United Water plans to extend an existing water line from Newtown to service the Greenridge area, however Newtown officials have opposed the process, stating that they have not received adequate documentation to ensure their residents that Newtown's aquifer can handle the additional stress.
A hearing was held on March 25 and held open until July 29 (postponed from June 17), in order to give Newtown representatives an opportunity to be heard.
Extending the Newtown line "will not threaten one drop of water" to Newtown residents, United Water spokesman Steven Goudsmith assured, stating that the project will actually increase the flow of water for fire suppression. "Connecting to existing systems is a very conventional method," he added. Newtown officials have asserted that they have not seen any reports to verify this statement and worry that their water supply is already low during dry conditions.
Greenridge residents have been living with contaminated water since well before 2008. Laura Pizzirusso, who lives with her family on Meadow Drive, moved into her home five years ago and was alerted to the uranium problem six months later.
While residents are cautioned not to drink the water, they have been told it is safe to cook and shower in. "They say you can," Pizzirusso said, "but you wonder what's going to happen in the steam.
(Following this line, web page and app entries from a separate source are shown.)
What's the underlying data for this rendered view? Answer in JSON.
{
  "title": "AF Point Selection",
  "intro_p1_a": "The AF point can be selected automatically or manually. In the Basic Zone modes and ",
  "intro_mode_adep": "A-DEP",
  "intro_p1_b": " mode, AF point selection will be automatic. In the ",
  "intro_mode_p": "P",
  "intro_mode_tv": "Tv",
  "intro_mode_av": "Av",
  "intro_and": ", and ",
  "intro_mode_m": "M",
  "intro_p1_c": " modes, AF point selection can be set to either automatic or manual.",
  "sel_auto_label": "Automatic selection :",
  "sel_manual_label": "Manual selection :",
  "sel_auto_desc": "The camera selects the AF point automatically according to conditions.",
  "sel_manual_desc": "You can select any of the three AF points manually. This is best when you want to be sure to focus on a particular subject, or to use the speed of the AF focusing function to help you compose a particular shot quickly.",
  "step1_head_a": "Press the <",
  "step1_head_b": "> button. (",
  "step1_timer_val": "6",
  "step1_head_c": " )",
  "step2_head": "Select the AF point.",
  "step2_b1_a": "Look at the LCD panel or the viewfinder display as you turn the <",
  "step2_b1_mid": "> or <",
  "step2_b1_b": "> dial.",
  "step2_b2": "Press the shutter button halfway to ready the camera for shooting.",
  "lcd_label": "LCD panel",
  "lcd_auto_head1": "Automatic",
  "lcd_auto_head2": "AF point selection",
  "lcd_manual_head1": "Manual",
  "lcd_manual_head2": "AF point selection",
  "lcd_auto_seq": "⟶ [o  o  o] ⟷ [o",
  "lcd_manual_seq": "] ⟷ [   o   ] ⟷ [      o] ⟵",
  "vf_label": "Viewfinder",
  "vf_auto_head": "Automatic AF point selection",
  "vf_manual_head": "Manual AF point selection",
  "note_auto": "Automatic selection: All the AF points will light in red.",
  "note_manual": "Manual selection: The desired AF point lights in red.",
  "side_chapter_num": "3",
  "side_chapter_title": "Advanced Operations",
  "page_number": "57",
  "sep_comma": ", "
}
You try to use bottled water to cook with, but sometimes you run out."
Continued exposure to uranium exceeding a maximum contaminant level (MCL) of 30 over many years has been linked to kidney toxicity and certain types of cancer. The annual average in the Greenridge water system is 29, according to United Water, with a peak of 41.5.
Pizzirusso and her husband purchase 12 gallons of bottled water every two weeks, which has become a prohibitive expense. According to an informational brochure sent out to Greenridge residents earlier this week, one gallon of tap water through United Water costs less than one cent.
The actual cost to residents has yet to be determined, though, as a public utility, the final assessment rates will have to be approved by the DPUC. The extension is expected to cost approximately $4 million according to Goudsmith, which will be recouped by United Water through the users' water bills.
Rumors that residents will be hit with a $25,000 connection fee are unfounded, as the rates have not been set yet, though a one-time hook-up fee is not unusual according to DPUC spokesman Phillip Dukes. "Every case is fact specific," he explained, adding that he "can't see how that number [$25,000] is correct" due to the scope of the project ($4 million spread across 912 homes comes out to just under $4,400 per residence). Any kind of assessment would have to have the final approval of the DPUC.
"Rates being set have to make sense with the project being built," Goudsmith concurred, though he declined to make any projections on assessments.
The public hearing will be held in Edmond Town Hall in Newtown on Tuesday, July 29. If Newtown's fears can be assuaged, the project will be resumed with the October target still in sight.
"The Department of Public Health is involved," Goudsmith reiterated, "This really needs to happen."
Goudsmith urged any Greenridge residents with questions to call United Water's Connecticut offices in Bethel at 203-798-2152.